Problem
For the records that follow, say how many lines have the word "Hook" in them. Write the number and nothing more.

Data supplied
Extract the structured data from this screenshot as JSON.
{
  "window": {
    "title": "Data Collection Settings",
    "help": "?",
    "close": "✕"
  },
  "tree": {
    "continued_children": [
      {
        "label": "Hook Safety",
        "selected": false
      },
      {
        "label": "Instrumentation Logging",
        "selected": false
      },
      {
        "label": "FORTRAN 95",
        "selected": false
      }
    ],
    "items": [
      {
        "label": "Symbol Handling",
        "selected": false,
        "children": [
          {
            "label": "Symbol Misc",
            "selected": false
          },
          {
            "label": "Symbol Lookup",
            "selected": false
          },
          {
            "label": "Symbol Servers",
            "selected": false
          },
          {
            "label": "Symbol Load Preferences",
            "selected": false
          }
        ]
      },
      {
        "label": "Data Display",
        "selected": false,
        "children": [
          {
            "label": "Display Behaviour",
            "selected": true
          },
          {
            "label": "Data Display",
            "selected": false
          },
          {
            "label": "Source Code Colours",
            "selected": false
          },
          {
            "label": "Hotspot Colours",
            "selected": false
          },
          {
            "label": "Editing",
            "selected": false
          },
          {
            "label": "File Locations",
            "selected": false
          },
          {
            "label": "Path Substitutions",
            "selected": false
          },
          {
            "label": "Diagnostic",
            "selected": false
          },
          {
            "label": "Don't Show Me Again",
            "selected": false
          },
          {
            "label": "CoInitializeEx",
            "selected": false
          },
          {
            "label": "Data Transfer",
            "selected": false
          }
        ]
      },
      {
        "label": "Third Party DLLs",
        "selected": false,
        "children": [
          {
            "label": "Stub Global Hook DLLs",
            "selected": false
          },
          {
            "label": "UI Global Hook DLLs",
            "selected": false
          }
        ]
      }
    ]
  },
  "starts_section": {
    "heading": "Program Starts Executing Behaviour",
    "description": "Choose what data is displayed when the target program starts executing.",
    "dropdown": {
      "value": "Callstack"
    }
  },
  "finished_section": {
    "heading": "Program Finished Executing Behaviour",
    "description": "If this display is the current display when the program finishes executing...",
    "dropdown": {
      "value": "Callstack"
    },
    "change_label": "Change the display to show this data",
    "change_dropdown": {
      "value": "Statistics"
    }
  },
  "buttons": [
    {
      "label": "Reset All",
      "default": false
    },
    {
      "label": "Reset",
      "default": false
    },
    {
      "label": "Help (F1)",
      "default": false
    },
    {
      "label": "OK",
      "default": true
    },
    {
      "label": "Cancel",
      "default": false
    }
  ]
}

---

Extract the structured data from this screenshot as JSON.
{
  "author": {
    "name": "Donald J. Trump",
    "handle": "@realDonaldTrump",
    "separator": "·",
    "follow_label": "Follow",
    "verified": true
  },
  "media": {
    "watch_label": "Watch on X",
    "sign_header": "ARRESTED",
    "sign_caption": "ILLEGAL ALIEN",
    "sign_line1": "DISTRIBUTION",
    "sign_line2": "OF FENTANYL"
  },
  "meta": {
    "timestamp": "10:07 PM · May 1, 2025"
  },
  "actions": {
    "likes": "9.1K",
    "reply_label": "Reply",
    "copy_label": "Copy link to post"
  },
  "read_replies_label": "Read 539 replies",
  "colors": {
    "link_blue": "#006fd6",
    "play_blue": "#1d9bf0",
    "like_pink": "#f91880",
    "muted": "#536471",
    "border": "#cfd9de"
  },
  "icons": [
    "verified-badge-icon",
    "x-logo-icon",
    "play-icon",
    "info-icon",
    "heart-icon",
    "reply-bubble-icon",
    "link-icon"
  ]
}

Your response
3